═════ RECORDS SHOWN

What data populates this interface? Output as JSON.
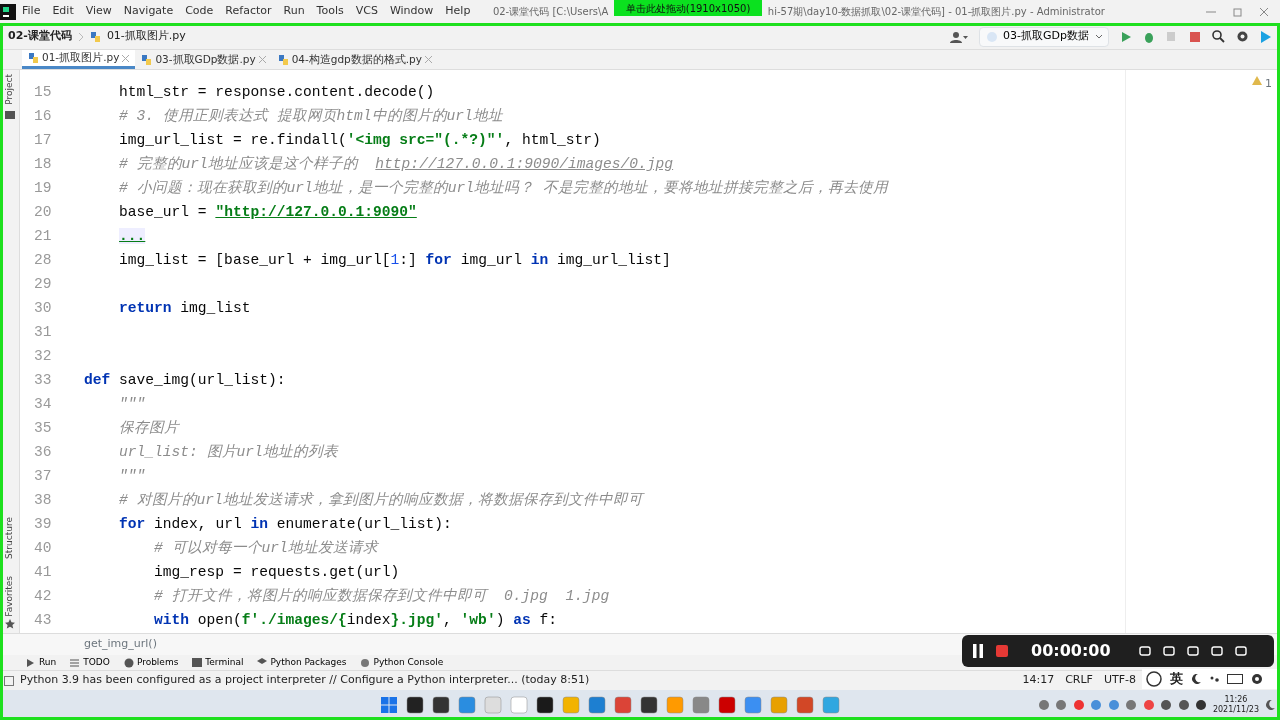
{
  "menu": [
    "File",
    "Edit",
    "View",
    "Navigate",
    "Code",
    "Refactor",
    "Run",
    "Tools",
    "VCS",
    "Window",
    "Help"
  ],
  "window": {
    "title_left": "02-课堂代码 [C:\\Users\\A",
    "title_right": "hi-57期\\day10-数据抓取\\02-课堂代码] - 01-抓取图片.py - Administrator"
  },
  "recorder_handle": "单击此处拖动(1910x1050)",
  "breadcrumb": [
    "02-课堂代码",
    "01-抓取图片.py"
  ],
  "run_config": "03-抓取GDp数据",
  "tabs": [
    {
      "label": "01-抓取图片.py",
      "selected": true
    },
    {
      "label": "03-抓取GDp数据.py",
      "selected": false
    },
    {
      "label": "04-构造gdp数据的格式.py",
      "selected": false
    }
  ],
  "side_tabs": [
    "Project",
    "Structure",
    "Favorites"
  ],
  "inspection": "1",
  "code": [
    {
      "number": "15",
      "segments": [
        {
          "kind": "plain",
          "text": "    html_str = response.content.decode()"
        }
      ]
    },
    {
      "number": "16",
      "segments": [
        {
          "kind": "comment",
          "text": "    # 3. 使用正则表达式 提取网页html中的图片的url地址"
        }
      ]
    },
    {
      "number": "17",
      "segments": [
        {
          "kind": "plain",
          "text": "    img_url_list = re.findall("
        },
        {
          "kind": "string",
          "text": "'<img src=\"(.*?)\"'"
        },
        {
          "kind": "plain",
          "text": ", html_str)"
        }
      ]
    },
    {
      "number": "18",
      "segments": [
        {
          "kind": "comment",
          "text": "    # 完整的url地址应该是这个样子的  "
        },
        {
          "kind": "link",
          "text": "http://127.0.0.1:9090/images/0.jpg"
        }
      ]
    },
    {
      "number": "19",
      "segments": [
        {
          "kind": "comment",
          "text": "    # 小问题：现在获取到的url地址，是一个完整的url地址吗？ 不是完整的地址，要将地址拼接完整之后，再去使用"
        }
      ]
    },
    {
      "number": "20",
      "segments": [
        {
          "kind": "plain",
          "text": "    base_url = "
        },
        {
          "kind": "stringlink",
          "text": "\"http://127.0.0.1:9090\""
        }
      ]
    },
    {
      "number": "21",
      "segments": [
        {
          "kind": "folded",
          "text": "    ..."
        }
      ]
    },
    {
      "number": "28",
      "segments": [
        {
          "kind": "plain",
          "text": "    img_list = [base_url + img_url["
        },
        {
          "kind": "number",
          "text": "1"
        },
        {
          "kind": "plain",
          "text": ":] "
        },
        {
          "kind": "keyword",
          "text": "for"
        },
        {
          "kind": "plain",
          "text": " img_url "
        },
        {
          "kind": "keyword",
          "text": "in"
        },
        {
          "kind": "plain",
          "text": " img_url_list]"
        }
      ]
    },
    {
      "number": "29"
    },
    {
      "number": "30",
      "segments": [
        {
          "kind": "keyword",
          "text": "    return"
        },
        {
          "kind": "plain",
          "text": " img_list"
        }
      ]
    },
    {
      "number": "31"
    },
    {
      "number": "32"
    },
    {
      "number": "33",
      "segments": [
        {
          "kind": "keyword",
          "text": "def"
        },
        {
          "kind": "plain",
          "text": " save_img(url_list):"
        }
      ]
    },
    {
      "number": "34",
      "segments": [
        {
          "kind": "doc",
          "text": "    \"\"\""
        }
      ]
    },
    {
      "number": "35",
      "segments": [
        {
          "kind": "doc",
          "text": "    保存图片"
        }
      ]
    },
    {
      "number": "36",
      "segments": [
        {
          "kind": "doc",
          "text": "    url_list: 图片url地址的列表"
        }
      ]
    },
    {
      "number": "37",
      "segments": [
        {
          "kind": "doc",
          "text": "    \"\"\""
        }
      ]
    },
    {
      "number": "38",
      "segments": [
        {
          "kind": "comment",
          "text": "    # 对图片的url地址发送请求，拿到图片的响应数据，将数据保存到文件中即可"
        }
      ]
    },
    {
      "number": "39",
      "segments": [
        {
          "kind": "keyword",
          "text": "    for"
        },
        {
          "kind": "plain",
          "text": " index, url "
        },
        {
          "kind": "keyword",
          "text": "in"
        },
        {
          "kind": "plain",
          "text": " enumerate(url_list):"
        }
      ]
    },
    {
      "number": "40",
      "segments": [
        {
          "kind": "comment",
          "text": "        # 可以对每一个url地址发送请求"
        }
      ]
    },
    {
      "number": "41",
      "segments": [
        {
          "kind": "plain",
          "text": "        img_resp = requests.get(url)"
        }
      ]
    },
    {
      "number": "42",
      "segments": [
        {
          "kind": "comment",
          "text": "        # 打开文件，将图片的响应数据保存到文件中即可  0.jpg  1.jpg"
        }
      ]
    },
    {
      "number": "43",
      "segments": [
        {
          "kind": "keyword",
          "text": "        with"
        },
        {
          "kind": "plain",
          "text": " open("
        },
        {
          "kind": "string",
          "text": "f'./images/{"
        },
        {
          "kind": "plain",
          "text": "index"
        },
        {
          "kind": "string",
          "text": "}.jpg'"
        },
        {
          "kind": "plain",
          "text": ", "
        },
        {
          "kind": "string",
          "text": "'wb'"
        },
        {
          "kind": "plain",
          "text": ") "
        },
        {
          "kind": "keyword",
          "text": "as"
        },
        {
          "kind": "plain",
          "text": " f:"
        }
      ]
    }
  ],
  "code_breadcrumb": "get_img_url()",
  "tool_windows": [
    "Run",
    "TODO",
    "Problems",
    "Terminal",
    "Python Packages",
    "Python Console"
  ],
  "status_bar": {
    "message": "Python 3.9 has been configured as a project interpreter // Configure a Python interpreter... (today 8:51)",
    "position": "14:17",
    "line_separator": "CRLF",
    "encoding": "UTF-8"
  },
  "recorder": {
    "time": "00:00:00"
  },
  "ime": {
    "mode": "英"
  },
  "taskbar": {
    "time": "11:26",
    "date": "2021/11/23"
  }
}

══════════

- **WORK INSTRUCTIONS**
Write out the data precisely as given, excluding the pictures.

- **WRITTEN SOLUTION**
What data populates this interface? Output as JSON.
{
  "menu": [
    "File",
    "Edit",
    "View",
    "Navigate",
    "Code",
    "Refactor",
    "Run",
    "Tools",
    "VCS",
    "Window",
    "Help"
  ],
  "window": {
    "title_left": "02-课堂代码 [C:\\Users\\A",
    "title_right": "hi-57期\\day10-数据抓取\\02-课堂代码] - 01-抓取图片.py - Administrator"
  },
  "recorder_handle": "单击此处拖动(1910x1050)",
  "breadcrumb": [
    "02-课堂代码",
    "01-抓取图片.py"
  ],
  "run_config": "03-抓取GDp数据",
  "tabs": [
    {
      "label": "01-抓取图片.py",
      "selected": true
    },
    {
      "label": "03-抓取GDp数据.py",
      "selected": false
    },
    {
      "label": "04-构造gdp数据的格式.py",
      "selected": false
    }
  ],
  "side_tabs": [
    "Project",
    "Structure",
    "Favorites"
  ],
  "inspection": "1",
  "code": [
    {
      "number": "15",
      "segments": [
        {
          "kind": "plain",
          "text": "    html_str = response.content.decode()"
        }
      ]
    },
    {
      "number": "16",
      "segments": [
        {
          "kind": "comment",
          "text": "    # 3. 使用正则表达式 提取网页html中的图片的url地址"
        }
      ]
    },
    {
      "number": "17",
      "segments": [
        {
          "kind": "plain",
          "text": "    img_url_list = re.findall("
        },
        {
          "kind": "string",
          "text": "'<img src=\"(.*?)\"'"
        },
        {
          "kind": "plain",
          "text": ", html_str)"
        }
      ]
    },
    {
      "number": "18",
      "segments": [
        {
          "kind": "comment",
          "text": "    # 完整的url地址应该是这个样子的  "
        },
        {
          "kind": "link",
          "text": "http://127.0.0.1:9090/images/0.jpg"
        }
      ]
    },
    {
      "number": "19",
      "segments": [
        {
          "kind": "comment",
          "text": "    # 小问题：现在获取到的url地址，是一个完整的url地址吗？ 不是完整的地址，要将地址拼接完整之后，再去使用"
        }
      ]
    },
    {
      "number": "20",
      "segments": [
        {
          "kind": "plain",
          "text": "    base_url = "
        },
        {
          "kind": "stringlink",
          "text": "\"http://127.0.0.1:9090\""
        }
      ]
    },
    {
      "number": "21",
      "segments": [
        {
          "kind": "folded",
          "text": "    ..."
        }
      ]
    },
    {
      "number": "28",
      "segments": [
        {
          "kind": "plain",
          "text": "    img_list = [base_url + img_url["
        },
        {
          "kind": "number",
          "text": "1"
        },
        {
          "kind": "plain",
          "text": ":] "
        },
        {
          "kind": "keyword",
          "text": "for"
        },
        {
          "kind": "plain",
          "text": " img_url "
        },
        {
          "kind": "keyword",
          "text": "in"
        },
        {
          "kind": "plain",
          "text": " img_url_list]"
        }
      ]
    },
    {
      "number": "29"
    },
    {
      "number": "30",
      "segments": [
        {
          "kind": "keyword",
          "text": "    return"
        },
        {
          "kind": "plain",
          "text": " img_list"
        }
      ]
    },
    {
      "number": "31"
    },
    {
      "number": "32"
    },
    {
      "number": "33",
      "segments": [
        {
          "kind": "keyword",
          "text": "def"
        },
        {
          "kind": "plain",
          "text": " save_img(url_list):"
        }
      ]
    },
    {
      "number": "34",
      "segments": [
        {
          "kind": "doc",
          "text": "    \"\"\""
        }
      ]
    },
    {
      "number": "35",
      "segments": [
        {
          "kind": "doc",
          "text": "    保存图片"
        }
      ]
    },
    {
      "number": "36",
      "segments": [
        {
          "kind": "doc",
          "text": "    url_list: 图片url地址的列表"
        }
      ]
    },
    {
      "number": "37",
      "segments": [
        {
          "kind": "doc",
          "text": "    \"\"\""
        }
      ]
    },
    {
      "number": "38",
      "segments": [
        {
          "kind": "comment",
          "text": "    # 对图片的url地址发送请求，拿到图片的响应数据，将数据保存到文件中即可"
        }
      ]
    },
    {
      "number": "39",
      "segments": [
        {
          "kind": "keyword",
          "text": "    for"
        },
        {
          "kind": "plain",
          "text": " index, url "
        },
        {
          "kind": "keyword",
          "text": "in"
        },
        {
          "kind": "plain",
          "text": " enumerate(url_list):"
        }
      ]
    },
    {
      "number": "40",
      "segments": [
        {
          "kind": "comment",
          "text": "        # 可以对每一个url地址发送请求"
        }
      ]
    },
    {
      "number": "41",
      "segments": [
        {
          "kind": "plain",
          "text": "        img_resp = requests.get(url)"
        }
      ]
    },
    {
      "number": "42",
      "segments": [
        {
          "kind": "comment",
          "text": "        # 打开文件，将图片的响应数据保存到文件中即可  0.jpg  1.jpg"
        }
      ]
    },
    {
      "number": "43",
      "segments": [
        {
          "kind": "keyword",
          "text": "        with"
        },
        {
          "kind": "plain",
          "text": " open("
        },
        {
          "kind": "string",
          "text": "f'./images/{"
        },
        {
          "kind": "plain",
          "text": "index"
        },
        {
          "kind": "string",
          "text": "}.jpg'"
        },
        {
          "kind": "plain",
          "text": ", "
        },
        {
          "kind": "string",
          "text": "'wb'"
        },
        {
          "kind": "plain",
          "text": ") "
        },
        {
          "kind": "keyword",
          "text": "as"
        },
        {
          "kind": "plain",
          "text": " f:"
        }
      ]
    }
  ],
  "code_breadcrumb": "get_img_url()",
  "tool_windows": [
    "Run",
    "TODO",
    "Problems",
    "Terminal",
    "Python Packages",
    "Python Console"
  ],
  "status_bar": {
    "message": "Python 3.9 has been configured as a project interpreter // Configure a Python interpreter... (today 8:51)",
    "position": "14:17",
    "line_separator": "CRLF",
    "encoding": "UTF-8"
  },
  "recorder": {
    "time": "00:00:00"
  },
  "ime": {
    "mode": "英"
  },
  "taskbar": {
    "time": "11:26",
    "date": "2021/11/23"
  }
}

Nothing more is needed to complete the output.